§ 12. Mr. David Chidgey (Eastleigh)
What assessment he has made of the impact of the World Service's internet site on the target audience. 
§ The Minister of State, Foreign and Commonwealth Office (Mr. Peter Hain)
We support the World Service's aspirations to be a major internet player and I am delighted that in December there were more than 20 million page impressions and audio listeners monthly. The BBC World Service is now the most listened-to audio news online in the world.
§ Mr. Chidgey
I am pleased to hear the Minister echo those sentiments. I am sure that he agrees that it is a tremendous success story for the BBC. Does he agree also that it is an opportunity for Britain to become the most successful and the best provider in the world of news services on the internet? Bearing in mind how BBC television lost out to CNN as a provider of world television news services, what plans does the hon. Gentleman have to ensure that the BBC on the internet will grasp the opportunities for Britain that are now presented to it?
§ Mr. Hain
The hon. Gentleman raises a very important point. I agree with him. We are working with BBC World Service to help and encourage it to spread its online provision, which is the most listened-to online information service in the world. As was noted earlier, it is spreading into other languages. The BBC deserves praise for taking the lead in its commitment to expand and to use the full potential of the internet. We also support BBC World's activities to provide increased television coverage across the world for the BBC. There are 7 million listeners to BBC World, which is available in 500,000 hotels and other places.

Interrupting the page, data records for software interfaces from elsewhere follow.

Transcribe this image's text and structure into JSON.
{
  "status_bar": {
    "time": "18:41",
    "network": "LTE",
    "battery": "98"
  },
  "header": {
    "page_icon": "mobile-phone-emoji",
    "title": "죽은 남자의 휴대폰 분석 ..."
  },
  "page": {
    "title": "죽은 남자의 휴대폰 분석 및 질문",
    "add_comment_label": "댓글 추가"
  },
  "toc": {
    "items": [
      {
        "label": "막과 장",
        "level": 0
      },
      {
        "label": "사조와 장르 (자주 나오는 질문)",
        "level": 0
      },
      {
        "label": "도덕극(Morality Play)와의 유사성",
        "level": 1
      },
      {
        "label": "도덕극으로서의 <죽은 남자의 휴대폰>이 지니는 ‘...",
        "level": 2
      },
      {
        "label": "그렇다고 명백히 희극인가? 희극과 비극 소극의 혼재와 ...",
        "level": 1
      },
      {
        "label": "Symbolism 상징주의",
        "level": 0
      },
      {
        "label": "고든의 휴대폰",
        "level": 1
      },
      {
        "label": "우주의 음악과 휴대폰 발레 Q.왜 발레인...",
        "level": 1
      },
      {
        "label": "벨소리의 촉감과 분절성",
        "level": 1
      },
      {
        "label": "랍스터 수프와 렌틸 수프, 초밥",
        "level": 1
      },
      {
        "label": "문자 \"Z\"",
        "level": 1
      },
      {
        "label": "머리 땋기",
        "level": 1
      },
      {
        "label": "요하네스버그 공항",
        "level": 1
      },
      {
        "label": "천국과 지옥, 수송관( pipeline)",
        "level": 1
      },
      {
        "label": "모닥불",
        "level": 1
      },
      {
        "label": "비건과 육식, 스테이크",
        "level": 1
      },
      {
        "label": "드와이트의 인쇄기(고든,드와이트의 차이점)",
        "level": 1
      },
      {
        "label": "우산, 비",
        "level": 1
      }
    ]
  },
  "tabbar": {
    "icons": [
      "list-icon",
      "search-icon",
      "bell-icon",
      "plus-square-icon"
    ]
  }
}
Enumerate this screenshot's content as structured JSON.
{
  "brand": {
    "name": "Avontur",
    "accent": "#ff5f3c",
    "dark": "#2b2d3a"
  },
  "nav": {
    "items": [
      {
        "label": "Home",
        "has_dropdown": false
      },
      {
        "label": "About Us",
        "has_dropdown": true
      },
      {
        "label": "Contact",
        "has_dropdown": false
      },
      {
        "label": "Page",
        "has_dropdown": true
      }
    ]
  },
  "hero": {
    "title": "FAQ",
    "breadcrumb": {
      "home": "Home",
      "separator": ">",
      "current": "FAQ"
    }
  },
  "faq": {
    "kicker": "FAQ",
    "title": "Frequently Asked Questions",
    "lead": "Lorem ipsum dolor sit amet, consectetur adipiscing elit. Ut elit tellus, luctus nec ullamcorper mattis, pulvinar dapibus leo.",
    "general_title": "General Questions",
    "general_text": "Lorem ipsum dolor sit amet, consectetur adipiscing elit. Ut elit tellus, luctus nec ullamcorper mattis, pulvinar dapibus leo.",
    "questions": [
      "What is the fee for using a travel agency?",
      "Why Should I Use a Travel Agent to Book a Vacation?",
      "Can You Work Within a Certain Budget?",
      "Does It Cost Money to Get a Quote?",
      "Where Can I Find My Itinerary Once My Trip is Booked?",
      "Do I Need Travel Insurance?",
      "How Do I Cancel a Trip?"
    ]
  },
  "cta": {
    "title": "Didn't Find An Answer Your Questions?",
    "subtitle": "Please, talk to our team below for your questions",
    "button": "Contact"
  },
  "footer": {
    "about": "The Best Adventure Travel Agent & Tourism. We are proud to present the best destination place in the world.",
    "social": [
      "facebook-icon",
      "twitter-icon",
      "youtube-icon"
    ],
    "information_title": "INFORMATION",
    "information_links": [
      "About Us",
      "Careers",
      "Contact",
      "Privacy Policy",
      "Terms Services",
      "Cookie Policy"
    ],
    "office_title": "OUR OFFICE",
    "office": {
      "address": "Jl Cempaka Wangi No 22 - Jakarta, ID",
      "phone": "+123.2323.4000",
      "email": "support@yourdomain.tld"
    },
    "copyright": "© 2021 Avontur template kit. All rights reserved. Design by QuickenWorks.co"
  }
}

We welcome that as well.
§ Mr. Nigel Evans (Ribble Valley)
Does the Minister agree that the BBC World Service is respected throughout the world as an independent and authoritative source of news, especially for people living under repressive regimes? The number of people accessing BBC online services increased by 218 per cent. last year, but my real interest is in the repressive regimes—[HON. MEMBERS: "Rephrase."] I shall press the rewind button, Madam Speaker. It is vital that the message gets through to people living under repressive regimes, and it is therefore absolutely necessary that parallel-portal services are made available throughout the world, so that people living under 181 repressive regimes can more easily access BBC online services. What talks has the Minister had with the BBC to ensure that the extra parallel-portal services are made available, so that the people who most need an independent source of news can get it?
§ Mr. Hain
I thought for a moment that the hon. Gentleman was making a bid for a Front-Bench job. However, I agree with the important point that he raises. We are in close touch with BBC management to encourage them to go down that route. It is very important that every opportunity is taken to expand the BBC's services in the fast-moving world of modern information technology. The BBC is the voice of freedom across the world. That is especially important for people living under the repressive regimes in which the hon. Gentleman is now taking a close interest.